Russia on Sunday accused the U.S. of returning to “almost forgotten Cold War rhetoric,” after President Donald Trump’s decision to reinstate some sanctions on Cuba. It could have dropped “forgotten.”
There’s been a lively debate among historians and diplomats for years over whether the souring of relations between the U.S. and Russia amounts to a new Cold War, and lately the case has been getting stronger by the day.
Trump’s restoration on Friday of some of the Cold War restrictions on Cuba his predecessor, Barack Obama, eased just months ago was only one example. Earlier in the week, the U.S. Senate approved a bill to entrench and toughen sanctions on Russia that includes several vivid flashbacks to before the fall of the Berlin wall.
German Chancellor Angela Merkel added her voice on Friday to rising European condemnation of a proposal in the Senate draft that would penalize companies investing in new Russian energy pipelines. Nord Stream 2, a project to double the supply of Russian natural gas to Germany via the Baltic Sea, would be especially vulnerable.
President Ronald Reagan used similar sanctions in an attempt to thwart the joint German-Soviet construction of a natural gas pipeline in the early 1980s, only to drop them amid intense opposition from Europe.
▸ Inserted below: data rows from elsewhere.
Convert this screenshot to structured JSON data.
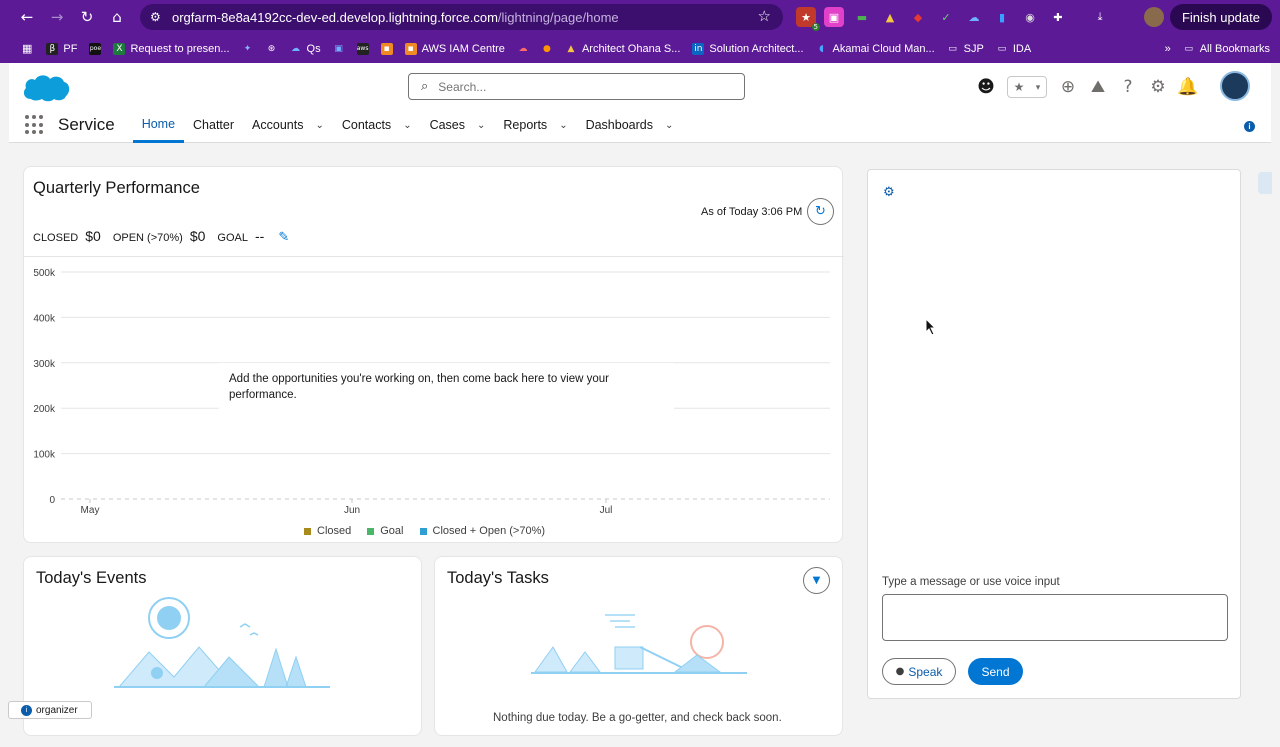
{
  "browser": {
    "url_host": "orgfarm-8e8a4192cc-dev-ed.develop.lightning.force.com",
    "url_path": "/lightning/page/home",
    "finish_update": "Finish update",
    "ext_badge": "5",
    "bookmarks": [
      "PF",
      "Request to presen...",
      "Qs",
      "AWS IAM Centre",
      "Architect Ohana S...",
      "Solution Architect...",
      "Akamai Cloud Man...",
      "SJP",
      "IDA"
    ],
    "all_bookmarks": "All Bookmarks",
    "more": "»"
  },
  "header": {
    "search_placeholder": "Search...",
    "app_name": "Service",
    "nav": [
      {
        "label": "Home",
        "active": true
      },
      {
        "label": "Chatter"
      },
      {
        "label": "Accounts"
      },
      {
        "label": "Contacts"
      },
      {
        "label": "Cases"
      },
      {
        "label": "Reports"
      },
      {
        "label": "Dashboards"
      }
    ]
  },
  "quarterly": {
    "title": "Quarterly Performance",
    "as_of": "As of Today 3:06 PM",
    "closed_label": "CLOSED",
    "closed_value": "$0",
    "open_label": "OPEN (>70%)",
    "open_value": "$0",
    "goal_label": "GOAL",
    "goal_value": "--",
    "empty_message": "Add the opportunities you're working on, then come back here to view your performance."
  },
  "chart_data": {
    "type": "line",
    "x": [
      "May",
      "Jun",
      "Jul"
    ],
    "y_ticks": [
      "0",
      "100k",
      "200k",
      "300k",
      "400k",
      "500k"
    ],
    "ylim": [
      0,
      500000
    ],
    "series": [
      {
        "name": "Closed",
        "values": [],
        "color": "#a98a1c"
      },
      {
        "name": "Goal",
        "values": [],
        "color": "#4bb66a"
      },
      {
        "name": "Closed + Open (>70%)",
        "values": [],
        "color": "#2e9fd0"
      }
    ],
    "grid": true,
    "legend": "bottom"
  },
  "events": {
    "title": "Today's Events"
  },
  "tasks": {
    "title": "Today's Tasks",
    "partial_text": "Nothing due today. Be a go-getter, and check back soon."
  },
  "chat": {
    "input_label": "Type a message or use voice input",
    "speak": "Speak",
    "send": "Send"
  },
  "organizer": {
    "label": "organizer"
  }
}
Again, Germany led the pushback.
The Senate bill would also codify a raft of existing sanctions against Russia, so that Trump would need Congressional approval to lift them. That happened in 1974, too, and the measures proved hard to kill. The legislation wasn’t repealed until a decade after their target, the U.S.S.R., had ceased to exist.
The sense of Cold-War deja vu has been building for some time, according to Robert Legvold, a professor at Columbia University and author of “Return of the Cold War.” There’s a renewed arms race, nuclear saber rattling, the buzzing of ships and planes, proxy wars and disputes over whether missile defense systems count…